Top tip: before you starting cutting up your sandwiches, make sure you use a sharp knife for a neat edge. Then cut the sandwich into finger slices, turn them on their sides, and serve with the edges facing up.
Now that your savoury courses are done and dusted, the proof is in the pudding.
If you’re aiming to create dainty petit four, here are my two top tips:
- Source natural food colouring by using ingredients such as beetroot, berries, and nuts (we topped our profiteroles with freeze-dried raspberries and pistachios)
- Don’t shy away from ready-made pastry from your local supermarket. Our mini cherry tarts were quick, and easy, simply filling ready-made cups with a classic butter cream and topped with thinly-sliced cherries
Now for some recipes, my orange and sultana scones and tea-infused fruit cake are light, sweet treats to complement your cuppa.
Orange and sultana scones
- 50g butter
- 225g self-raising flour
- ½ tsp salt
- 30g sugar
- 50g sultanas
- Zest of 1 orange
- 150ml milk (plus a little extra for brushing before baking)
Time – 25 minutes
Skill – easy
Serves – 4 to 6
- In a food processor’s mixing bowl, add the butter, flour, salt and sugar and combine until it resembles bread crumbs

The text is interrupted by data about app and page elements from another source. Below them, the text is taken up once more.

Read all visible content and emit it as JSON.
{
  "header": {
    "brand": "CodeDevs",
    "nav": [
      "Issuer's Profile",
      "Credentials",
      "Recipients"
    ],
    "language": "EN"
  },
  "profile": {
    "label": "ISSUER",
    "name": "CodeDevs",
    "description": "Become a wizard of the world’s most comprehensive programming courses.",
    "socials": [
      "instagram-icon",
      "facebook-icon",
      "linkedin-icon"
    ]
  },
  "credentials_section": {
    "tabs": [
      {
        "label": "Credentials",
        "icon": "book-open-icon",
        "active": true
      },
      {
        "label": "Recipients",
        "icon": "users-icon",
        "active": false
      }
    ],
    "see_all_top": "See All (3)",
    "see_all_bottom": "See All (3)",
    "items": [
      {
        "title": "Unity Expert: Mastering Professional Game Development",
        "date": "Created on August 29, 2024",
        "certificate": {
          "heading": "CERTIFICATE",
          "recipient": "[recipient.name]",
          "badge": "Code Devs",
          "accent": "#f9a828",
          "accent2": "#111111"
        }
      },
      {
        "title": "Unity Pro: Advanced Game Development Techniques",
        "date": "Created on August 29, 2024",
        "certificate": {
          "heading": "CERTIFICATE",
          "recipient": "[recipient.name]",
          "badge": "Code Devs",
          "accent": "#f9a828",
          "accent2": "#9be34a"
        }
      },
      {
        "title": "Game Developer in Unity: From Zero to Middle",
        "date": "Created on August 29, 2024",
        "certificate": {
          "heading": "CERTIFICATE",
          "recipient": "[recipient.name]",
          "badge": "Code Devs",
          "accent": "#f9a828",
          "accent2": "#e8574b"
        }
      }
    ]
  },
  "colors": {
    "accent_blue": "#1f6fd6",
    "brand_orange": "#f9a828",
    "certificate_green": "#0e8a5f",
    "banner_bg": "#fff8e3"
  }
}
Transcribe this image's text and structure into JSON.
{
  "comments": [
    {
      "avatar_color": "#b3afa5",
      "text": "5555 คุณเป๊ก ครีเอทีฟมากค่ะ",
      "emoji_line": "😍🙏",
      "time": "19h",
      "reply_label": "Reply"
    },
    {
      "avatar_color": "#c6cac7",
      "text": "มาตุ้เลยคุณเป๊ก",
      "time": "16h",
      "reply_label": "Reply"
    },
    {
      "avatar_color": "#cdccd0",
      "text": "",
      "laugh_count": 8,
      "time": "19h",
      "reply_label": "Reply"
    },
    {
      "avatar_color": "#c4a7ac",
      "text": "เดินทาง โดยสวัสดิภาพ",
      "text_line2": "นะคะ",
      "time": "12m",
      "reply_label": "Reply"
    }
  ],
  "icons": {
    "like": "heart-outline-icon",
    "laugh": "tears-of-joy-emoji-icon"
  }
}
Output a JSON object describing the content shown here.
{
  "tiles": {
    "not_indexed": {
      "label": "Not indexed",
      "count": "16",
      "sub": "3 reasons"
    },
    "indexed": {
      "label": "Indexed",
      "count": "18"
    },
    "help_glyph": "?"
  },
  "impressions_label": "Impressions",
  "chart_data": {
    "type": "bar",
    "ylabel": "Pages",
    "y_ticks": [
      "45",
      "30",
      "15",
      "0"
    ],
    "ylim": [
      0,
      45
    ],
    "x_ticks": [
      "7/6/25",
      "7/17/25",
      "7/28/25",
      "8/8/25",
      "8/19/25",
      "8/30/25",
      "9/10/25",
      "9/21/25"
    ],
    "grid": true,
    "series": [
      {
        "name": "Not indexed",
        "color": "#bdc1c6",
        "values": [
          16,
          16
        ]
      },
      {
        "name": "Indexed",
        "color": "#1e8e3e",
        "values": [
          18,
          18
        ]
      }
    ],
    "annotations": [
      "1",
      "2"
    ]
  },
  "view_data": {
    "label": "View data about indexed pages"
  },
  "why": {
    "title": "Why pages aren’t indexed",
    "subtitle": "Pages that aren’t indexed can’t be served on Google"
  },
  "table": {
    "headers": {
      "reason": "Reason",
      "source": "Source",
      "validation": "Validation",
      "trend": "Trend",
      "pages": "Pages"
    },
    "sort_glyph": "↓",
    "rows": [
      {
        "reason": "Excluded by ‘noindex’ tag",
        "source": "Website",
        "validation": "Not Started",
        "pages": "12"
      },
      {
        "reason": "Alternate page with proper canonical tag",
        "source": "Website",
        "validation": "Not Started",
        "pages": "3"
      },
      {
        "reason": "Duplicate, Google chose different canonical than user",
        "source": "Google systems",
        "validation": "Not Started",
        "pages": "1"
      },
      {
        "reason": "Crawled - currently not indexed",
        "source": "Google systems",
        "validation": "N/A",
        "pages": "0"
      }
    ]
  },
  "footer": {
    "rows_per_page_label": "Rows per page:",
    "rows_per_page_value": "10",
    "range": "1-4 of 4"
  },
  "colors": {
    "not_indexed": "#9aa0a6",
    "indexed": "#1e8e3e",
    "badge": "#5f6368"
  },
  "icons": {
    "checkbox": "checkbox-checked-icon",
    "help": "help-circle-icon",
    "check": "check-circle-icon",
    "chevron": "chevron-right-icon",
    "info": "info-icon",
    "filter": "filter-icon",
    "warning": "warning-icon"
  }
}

- Add the sultanas and orange zest, stir to combine. Add the milk a little at a time, until the dough comes together
- Place the dough on to a floured surface and mould into a ball, roll the dough out until it is about an inch thick, turning the dough in a circle to make sure it hasn’t stuck to the surface
- Using any sized pastry cutter, cut up the dough and place on to a lined baking tray. Brush the top of the scone with a little extra milk and place in the oven
- Cook in a preheated oven at 200C for 15 minutes, or until golden brown. Remove from the oven and place on to a cooling rack to cool before serving
Light, tea-infused fruit cake
- 2 tsp Whittard of Chelsea Turkish apple fruit infusion
- 1 tsp Whittard of Chelsea Piccadilly blend loose tea
- 400ml boiling water
- 150g sultanas
- 100g currants
- 50g dried cranberries
- 50g chopped dried apricots
- 175g softened butter
- 175g light brown sugar
- 175g plain flour
- 1 tsp ground cinnamon
- ½ tsp ground nutmeg
- ½ tsp ground ginger
- 1 tbsp marmalade
- 3 eggs
- 100g diced dried apple
Time – 1 hour 30 minutes plus soaking and cooling time
Skill – easy
Serves – 6 to 8
- In a jug, add the Turkish Apple Infusion, the Picadilly loose tea leaves and pour over the boiling water. Leave to brew for 3 to 5 minutes. Strain the leaves over a second jug, ensuring you retain the now-infused liquid while discarding the leaves
- In a bowl, add all of the fruit – apart from the dried apple – and pour over the infused liquid. Allow to soak for a few hours, or overnight if possible
- Place all of the other ingredients in a food mixer bowl and combine slowly, until all of the ingredients are incorporated. Drain any remaining liquid from the soaked fruit and add to the cake batter. Stir slowly to combine, and pour into a lined cake tin
- Cook at 140C for 1 hour 15 minutes, or until a skewer or sharp knife comes away clean when inserted. Remove from the oven and allow to cool for an hour or so in the tin, before turning out onto a cooling rack to cool completely
- Wrap in a double layer of grease proof paper and follow with a layer of foil on the outside, or store in an air tight container
Head to our afternoon tea page online to find sweet and savoury treats, along with stylish homeware